It was time to head north. We’d promised ourselves a few days in Madrid before flying back to the Netherlands, but first we wanted to visit Extremadura. We had only one destination in mind, Trujillo, home of Francisco Pizarro, Conquistador and conqueror of the Incan Empire – a town built on looted silver and gold from Peru. It was a bit of a whim, and quite a distance, but after a couple of visits to Peru in 2012 and 2013, we were keen to see from where Pizarro and his band of cutthroats heralded.
Leaving Ronda behind, we set off early to loop through some of the most dramatic mountain scenery in Andalusia: the Sierra de Grazalema. Our route would take us through the mountains, along a narrow road that has more hairpin bends than you can count, and leads you over the 1357m Puerto de Las Palomas. It is a spectacular road to drive, the mountains in the crisp morning air, absolutely wonderful.
We headed towards the sleepy village of Grazalema, which nestles in a high altitude valley beneath a giant lump of limestone called Peñon Grande. It may be sleepy but the location is all drama. When I think of Andalusia the first thing that springs to mind is a relentless, sultry heat, but in the Sierra de Grazalema National Park the countryside is some of the greenest in the whole country. A bit of reading revealed that it has a unique microclimate created by the mountains, making this region the rainiest place in Spain.
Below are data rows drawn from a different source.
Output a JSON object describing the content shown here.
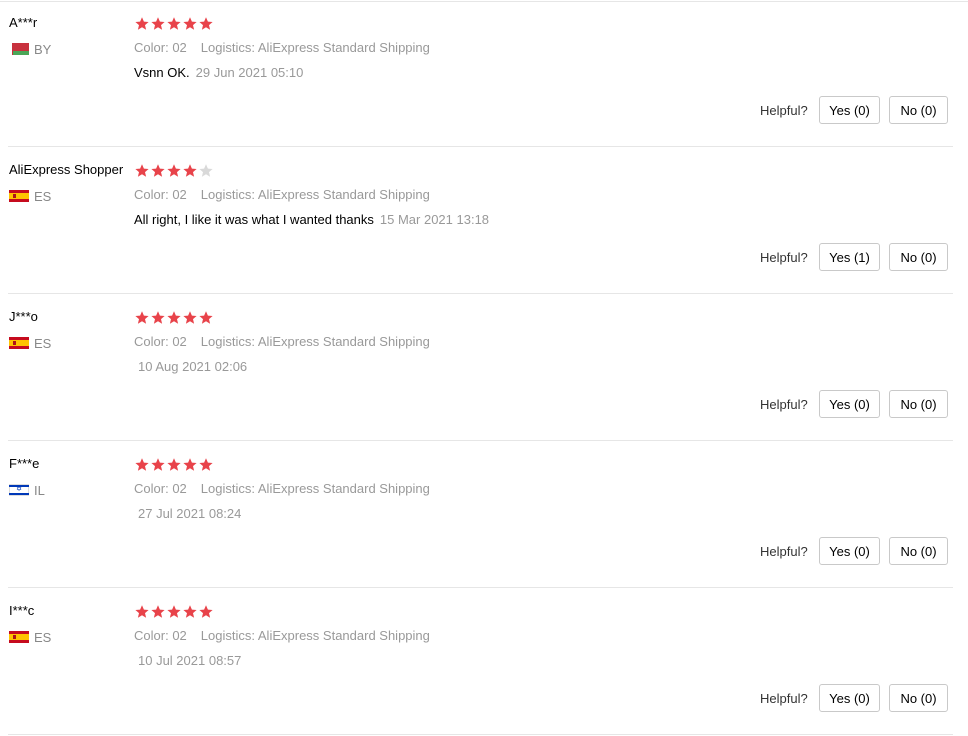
{
  "labels": {
    "color": "Color:",
    "logistics": "Logistics:",
    "helpful": "Helpful?"
  },
  "colors": {
    "star_filled": "#e8434a",
    "star_empty": "#d9d9d9"
  },
  "reviews": [
    {
      "user": "A***r",
      "country": "BY",
      "flag_icon": "belarus-flag-icon",
      "rating": 5,
      "color_value": "02",
      "logistics_value": "AliExpress Standard Shipping",
      "comment": "Vsnn OK.",
      "date": "29 Jun 2021 05:10",
      "yes": "Yes (0)",
      "no": "No (0)"
    },
    {
      "user": "AliExpress Shopper",
      "country": "ES",
      "flag_icon": "spain-flag-icon",
      "rating": 4,
      "color_value": "02",
      "logistics_value": "AliExpress Standard Shipping",
      "comment": "All right, I like it was what I wanted thanks",
      "date": "15 Mar 2021 13:18",
      "yes": "Yes (1)",
      "no": "No (0)"
    },
    {
      "user": "J***o",
      "country": "ES",
      "flag_icon": "spain-flag-icon",
      "rating": 5,
      "color_value": "02",
      "logistics_value": "AliExpress Standard Shipping",
      "comment": "",
      "date": "10 Aug 2021 02:06",
      "yes": "Yes (0)",
      "no": "No (0)"
    },
    {
      "user": "F***e",
      "country": "IL",
      "flag_icon": "israel-flag-icon",
      "rating": 5,
      "color_value": "02",
      "logistics_value": "AliExpress Standard Shipping",
      "comment": "",
      "date": "27 Jul 2021 08:24",
      "yes": "Yes (0)",
      "no": "No (0)"
    },
    {
      "user": "I***c",
      "country": "ES",
      "flag_icon": "spain-flag-icon",
      "rating": 5,
      "color_value": "02",
      "logistics_value": "AliExpress Standard Shipping",
      "comment": "",
      "date": "10 Jul 2021 08:57",
      "yes": "Yes (0)",
      "no": "No (0)"
    }
  ]
}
The village was originally founded by North African Berbers, and it was they who introduced the sheep that you see all over this region. The wool industry became hugely important for the local economy, but today tourism, based around outdoor activities, is the major industry. We had a long journey ahead so we only had time to pause for a coffee before heading up and over the mountain towards Zahara de la Sierra.
The coffee turned out to be a very good idea, you don’t want to drive this mountain road without being fully alert. We reached the Puerto de Las Palomas (the Pass of the Doves) in one piece, but coming down the other side of the mountain range was more traumatic than going up. At least we could see our destination, the castle of Zahara de la Sierra was visible from miles away.
As defensive positions go, the fortifications at Zahara de la Sierra are as impressive and daunting as any I’ve ever seen. After lugging ourselves up to the top of the hill from the main square in the village I speak from experience. Out of breath we may have been but, from the windswept top of the Homage Tower, the views are absolutely stunning. If that wasn’t enough, standing on this spot you are standing in a place with an important history.
The castle of Zahara de la Sierra played a vital role in the Reconquista, the protracted conquest of Moorish Spain by Christian forces under the Catholic Monarchs, Ferdinand and Isabella. In 1481 the Emirate of Granada, all that was left of the once mighty Moorish empire on the Iberian Peninsular, decided to seize Zahara de la Sierra from its Christian occupiers. This they did in a daring night raid, the unforeseen consequence of this was that it sparked the final phase of the Reconquista, the conquest of Granada.
The Homage Tower is all that is left of the castle that once stood on the craggy outcrop that literally towers over the town below; up here you get a real sense of why this was such an strategic place. The fertile valley below was a rich prize, and this place changed hands several times. From the top of the tower we could see the white knuckle route we had just driven, presumably it was just a rough donkey trail in 1481. We stopped for a bite to eat in the village square and then set off again to wend our way north towards Extremadura.